= WORK TASK =
In the entries below, find each line where the word "list" appears and give only the total count of such lines.
Content starts
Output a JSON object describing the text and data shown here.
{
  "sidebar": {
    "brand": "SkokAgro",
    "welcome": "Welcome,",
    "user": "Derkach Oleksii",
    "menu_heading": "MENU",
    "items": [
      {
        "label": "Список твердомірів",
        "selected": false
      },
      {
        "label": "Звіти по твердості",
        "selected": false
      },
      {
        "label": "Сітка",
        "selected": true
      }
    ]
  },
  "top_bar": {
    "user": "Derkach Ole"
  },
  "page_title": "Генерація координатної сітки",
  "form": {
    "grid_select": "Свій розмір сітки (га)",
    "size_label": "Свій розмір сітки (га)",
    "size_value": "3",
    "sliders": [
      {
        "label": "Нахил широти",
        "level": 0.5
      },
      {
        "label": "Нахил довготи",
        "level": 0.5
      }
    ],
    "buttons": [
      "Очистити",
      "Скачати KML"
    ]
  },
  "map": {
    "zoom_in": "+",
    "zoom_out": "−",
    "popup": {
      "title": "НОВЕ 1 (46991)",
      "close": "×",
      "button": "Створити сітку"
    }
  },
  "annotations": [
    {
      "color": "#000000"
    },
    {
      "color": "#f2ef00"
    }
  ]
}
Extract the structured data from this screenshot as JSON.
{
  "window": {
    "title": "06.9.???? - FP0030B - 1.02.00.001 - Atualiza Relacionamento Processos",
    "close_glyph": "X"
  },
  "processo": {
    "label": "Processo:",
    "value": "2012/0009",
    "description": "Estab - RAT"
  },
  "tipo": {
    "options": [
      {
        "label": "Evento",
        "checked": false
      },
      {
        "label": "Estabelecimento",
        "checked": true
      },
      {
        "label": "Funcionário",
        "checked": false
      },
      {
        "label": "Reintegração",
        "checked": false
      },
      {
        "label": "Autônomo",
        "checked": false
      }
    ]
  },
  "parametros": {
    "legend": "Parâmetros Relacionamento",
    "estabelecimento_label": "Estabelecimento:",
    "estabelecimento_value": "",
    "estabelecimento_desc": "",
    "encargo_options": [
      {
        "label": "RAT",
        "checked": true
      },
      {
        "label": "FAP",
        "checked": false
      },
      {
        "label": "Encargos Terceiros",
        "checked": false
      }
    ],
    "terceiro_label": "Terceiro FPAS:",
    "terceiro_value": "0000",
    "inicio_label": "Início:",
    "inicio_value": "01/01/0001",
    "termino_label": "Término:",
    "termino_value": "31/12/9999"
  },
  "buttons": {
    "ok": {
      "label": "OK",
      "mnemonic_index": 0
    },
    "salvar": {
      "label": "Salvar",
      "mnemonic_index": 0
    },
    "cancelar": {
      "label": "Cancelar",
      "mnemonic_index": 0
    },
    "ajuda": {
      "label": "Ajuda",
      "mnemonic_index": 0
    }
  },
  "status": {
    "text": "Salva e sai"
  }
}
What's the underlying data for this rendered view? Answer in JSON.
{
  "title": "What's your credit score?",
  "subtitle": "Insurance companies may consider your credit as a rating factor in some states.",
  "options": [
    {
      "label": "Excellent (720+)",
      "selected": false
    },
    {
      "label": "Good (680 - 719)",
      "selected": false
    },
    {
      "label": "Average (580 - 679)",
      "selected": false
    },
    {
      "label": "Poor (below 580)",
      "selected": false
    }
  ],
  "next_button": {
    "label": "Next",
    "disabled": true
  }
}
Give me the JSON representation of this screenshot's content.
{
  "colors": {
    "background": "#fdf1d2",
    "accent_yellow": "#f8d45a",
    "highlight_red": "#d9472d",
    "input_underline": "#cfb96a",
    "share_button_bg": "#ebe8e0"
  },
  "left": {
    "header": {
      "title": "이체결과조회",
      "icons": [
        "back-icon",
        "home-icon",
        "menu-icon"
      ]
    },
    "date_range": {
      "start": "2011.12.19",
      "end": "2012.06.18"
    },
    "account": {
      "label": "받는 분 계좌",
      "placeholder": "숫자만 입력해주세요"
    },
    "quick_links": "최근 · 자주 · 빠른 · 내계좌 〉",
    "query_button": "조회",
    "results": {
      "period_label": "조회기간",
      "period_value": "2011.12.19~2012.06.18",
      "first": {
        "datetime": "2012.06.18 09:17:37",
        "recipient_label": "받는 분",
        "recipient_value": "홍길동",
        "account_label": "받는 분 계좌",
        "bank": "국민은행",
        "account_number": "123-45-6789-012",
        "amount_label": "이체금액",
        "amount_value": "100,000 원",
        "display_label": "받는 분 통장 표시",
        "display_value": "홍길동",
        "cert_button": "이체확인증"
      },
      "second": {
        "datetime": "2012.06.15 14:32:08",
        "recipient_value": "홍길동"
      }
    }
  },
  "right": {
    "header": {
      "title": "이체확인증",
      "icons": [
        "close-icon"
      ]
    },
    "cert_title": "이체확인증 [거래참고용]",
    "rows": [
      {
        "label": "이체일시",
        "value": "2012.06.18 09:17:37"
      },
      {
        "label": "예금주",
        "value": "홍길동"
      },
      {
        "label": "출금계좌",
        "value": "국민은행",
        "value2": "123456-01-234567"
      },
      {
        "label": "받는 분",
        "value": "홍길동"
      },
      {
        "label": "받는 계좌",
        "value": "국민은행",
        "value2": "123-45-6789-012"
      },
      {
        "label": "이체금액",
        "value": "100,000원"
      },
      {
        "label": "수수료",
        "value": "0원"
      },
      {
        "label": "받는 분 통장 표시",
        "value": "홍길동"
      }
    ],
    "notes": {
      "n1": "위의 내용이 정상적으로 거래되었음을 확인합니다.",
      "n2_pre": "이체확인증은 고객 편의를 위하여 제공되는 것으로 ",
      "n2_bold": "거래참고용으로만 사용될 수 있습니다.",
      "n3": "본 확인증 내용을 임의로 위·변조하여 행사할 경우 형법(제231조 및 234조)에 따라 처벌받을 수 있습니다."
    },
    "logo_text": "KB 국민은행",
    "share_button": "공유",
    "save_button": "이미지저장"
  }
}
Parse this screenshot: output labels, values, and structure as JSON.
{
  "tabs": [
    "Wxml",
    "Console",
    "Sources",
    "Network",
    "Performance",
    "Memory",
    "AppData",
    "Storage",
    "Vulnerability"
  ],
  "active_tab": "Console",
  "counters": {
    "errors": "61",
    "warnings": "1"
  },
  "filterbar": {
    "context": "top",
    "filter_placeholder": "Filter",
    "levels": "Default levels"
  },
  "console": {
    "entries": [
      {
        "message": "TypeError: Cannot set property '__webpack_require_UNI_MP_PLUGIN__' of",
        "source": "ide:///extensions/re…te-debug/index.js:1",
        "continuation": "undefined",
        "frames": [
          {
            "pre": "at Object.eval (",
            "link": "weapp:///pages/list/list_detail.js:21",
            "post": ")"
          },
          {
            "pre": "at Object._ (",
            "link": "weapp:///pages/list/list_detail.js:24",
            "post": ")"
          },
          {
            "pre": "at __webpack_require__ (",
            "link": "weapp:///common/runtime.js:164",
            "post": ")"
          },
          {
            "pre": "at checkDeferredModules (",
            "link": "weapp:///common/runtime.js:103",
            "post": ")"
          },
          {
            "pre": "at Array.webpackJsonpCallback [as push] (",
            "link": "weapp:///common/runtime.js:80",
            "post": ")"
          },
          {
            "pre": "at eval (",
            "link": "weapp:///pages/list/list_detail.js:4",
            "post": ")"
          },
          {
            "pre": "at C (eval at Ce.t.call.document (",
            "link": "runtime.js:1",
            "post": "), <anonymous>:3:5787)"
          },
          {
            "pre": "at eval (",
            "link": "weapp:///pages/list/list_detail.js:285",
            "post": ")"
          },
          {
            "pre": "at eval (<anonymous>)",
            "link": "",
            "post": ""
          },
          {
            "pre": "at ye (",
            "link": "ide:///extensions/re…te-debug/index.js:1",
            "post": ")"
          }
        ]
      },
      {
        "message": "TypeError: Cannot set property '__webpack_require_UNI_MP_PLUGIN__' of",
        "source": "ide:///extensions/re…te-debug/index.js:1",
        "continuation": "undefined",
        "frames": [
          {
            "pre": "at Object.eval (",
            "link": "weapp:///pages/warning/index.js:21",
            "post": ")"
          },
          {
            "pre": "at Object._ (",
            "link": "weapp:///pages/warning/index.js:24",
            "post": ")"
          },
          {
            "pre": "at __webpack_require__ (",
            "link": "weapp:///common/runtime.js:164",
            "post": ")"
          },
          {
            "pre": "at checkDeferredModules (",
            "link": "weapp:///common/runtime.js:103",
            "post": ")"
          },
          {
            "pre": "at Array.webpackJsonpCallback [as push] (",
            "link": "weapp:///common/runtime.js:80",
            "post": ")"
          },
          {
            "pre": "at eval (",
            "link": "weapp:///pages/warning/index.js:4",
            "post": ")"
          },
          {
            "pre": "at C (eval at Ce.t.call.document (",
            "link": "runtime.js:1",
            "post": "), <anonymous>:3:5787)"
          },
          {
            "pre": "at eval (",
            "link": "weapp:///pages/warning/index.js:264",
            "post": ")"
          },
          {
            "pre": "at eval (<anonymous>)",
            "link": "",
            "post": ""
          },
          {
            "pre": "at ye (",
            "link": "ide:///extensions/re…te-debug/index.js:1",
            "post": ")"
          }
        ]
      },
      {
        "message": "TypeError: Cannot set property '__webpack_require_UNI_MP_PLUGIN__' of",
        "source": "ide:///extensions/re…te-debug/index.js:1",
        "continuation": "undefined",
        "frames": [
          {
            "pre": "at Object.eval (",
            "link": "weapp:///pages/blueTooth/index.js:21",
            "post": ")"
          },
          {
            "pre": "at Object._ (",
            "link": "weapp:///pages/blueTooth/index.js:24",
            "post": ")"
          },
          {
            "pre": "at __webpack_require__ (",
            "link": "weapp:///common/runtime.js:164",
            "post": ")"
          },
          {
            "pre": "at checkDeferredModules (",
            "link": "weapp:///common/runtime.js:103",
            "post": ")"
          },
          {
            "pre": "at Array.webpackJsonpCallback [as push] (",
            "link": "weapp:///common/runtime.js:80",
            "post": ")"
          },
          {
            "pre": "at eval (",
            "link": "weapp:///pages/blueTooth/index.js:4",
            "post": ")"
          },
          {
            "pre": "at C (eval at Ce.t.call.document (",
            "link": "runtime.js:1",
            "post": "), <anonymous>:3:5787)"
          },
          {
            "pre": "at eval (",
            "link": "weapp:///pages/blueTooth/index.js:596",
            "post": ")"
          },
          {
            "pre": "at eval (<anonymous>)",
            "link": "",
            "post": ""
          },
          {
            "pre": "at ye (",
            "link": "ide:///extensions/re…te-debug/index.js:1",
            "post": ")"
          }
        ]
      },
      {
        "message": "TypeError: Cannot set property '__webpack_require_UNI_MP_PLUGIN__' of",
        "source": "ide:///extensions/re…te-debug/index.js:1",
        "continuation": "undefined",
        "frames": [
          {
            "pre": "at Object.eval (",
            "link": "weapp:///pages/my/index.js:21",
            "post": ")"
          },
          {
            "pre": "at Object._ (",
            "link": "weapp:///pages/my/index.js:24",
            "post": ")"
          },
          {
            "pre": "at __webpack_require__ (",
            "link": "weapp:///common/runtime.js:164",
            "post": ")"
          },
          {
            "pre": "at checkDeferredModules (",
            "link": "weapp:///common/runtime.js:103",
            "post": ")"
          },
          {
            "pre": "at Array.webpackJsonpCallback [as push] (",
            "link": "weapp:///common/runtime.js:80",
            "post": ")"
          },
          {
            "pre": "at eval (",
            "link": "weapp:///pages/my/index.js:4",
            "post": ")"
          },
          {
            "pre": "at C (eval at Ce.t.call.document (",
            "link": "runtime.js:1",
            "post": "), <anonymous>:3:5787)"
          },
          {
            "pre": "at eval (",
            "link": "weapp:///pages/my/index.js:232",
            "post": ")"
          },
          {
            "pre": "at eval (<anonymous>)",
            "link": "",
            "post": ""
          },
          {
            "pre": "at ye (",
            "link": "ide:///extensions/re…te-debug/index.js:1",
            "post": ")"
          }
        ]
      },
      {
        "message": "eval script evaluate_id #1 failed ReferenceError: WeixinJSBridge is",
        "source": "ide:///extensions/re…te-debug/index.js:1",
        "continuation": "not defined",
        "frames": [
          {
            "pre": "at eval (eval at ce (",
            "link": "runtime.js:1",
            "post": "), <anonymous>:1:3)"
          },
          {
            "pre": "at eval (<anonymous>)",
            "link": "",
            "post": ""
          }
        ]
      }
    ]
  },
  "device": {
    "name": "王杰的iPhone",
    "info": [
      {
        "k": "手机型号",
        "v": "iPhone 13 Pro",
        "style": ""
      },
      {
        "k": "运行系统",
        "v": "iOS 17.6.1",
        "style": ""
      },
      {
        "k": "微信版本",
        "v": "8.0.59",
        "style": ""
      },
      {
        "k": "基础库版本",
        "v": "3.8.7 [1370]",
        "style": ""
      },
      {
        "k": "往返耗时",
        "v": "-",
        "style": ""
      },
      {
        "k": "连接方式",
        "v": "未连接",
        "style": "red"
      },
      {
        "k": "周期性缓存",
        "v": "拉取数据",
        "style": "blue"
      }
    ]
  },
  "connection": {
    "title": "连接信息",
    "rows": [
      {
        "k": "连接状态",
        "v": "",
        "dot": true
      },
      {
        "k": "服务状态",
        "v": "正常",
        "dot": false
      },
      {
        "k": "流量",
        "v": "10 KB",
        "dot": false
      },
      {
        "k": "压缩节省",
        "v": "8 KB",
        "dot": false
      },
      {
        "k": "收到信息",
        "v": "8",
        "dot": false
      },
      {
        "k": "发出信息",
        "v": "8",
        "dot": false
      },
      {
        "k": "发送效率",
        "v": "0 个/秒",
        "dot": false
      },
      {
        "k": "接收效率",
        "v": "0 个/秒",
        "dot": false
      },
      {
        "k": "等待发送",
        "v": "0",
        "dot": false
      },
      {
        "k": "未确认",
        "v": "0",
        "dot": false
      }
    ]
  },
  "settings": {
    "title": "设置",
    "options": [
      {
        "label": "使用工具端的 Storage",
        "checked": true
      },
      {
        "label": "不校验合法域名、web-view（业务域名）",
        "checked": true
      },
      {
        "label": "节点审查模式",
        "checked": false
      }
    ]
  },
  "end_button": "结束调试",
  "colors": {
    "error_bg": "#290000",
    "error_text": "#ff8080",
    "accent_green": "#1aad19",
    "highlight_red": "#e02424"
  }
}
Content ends
= TASK RESULT =
4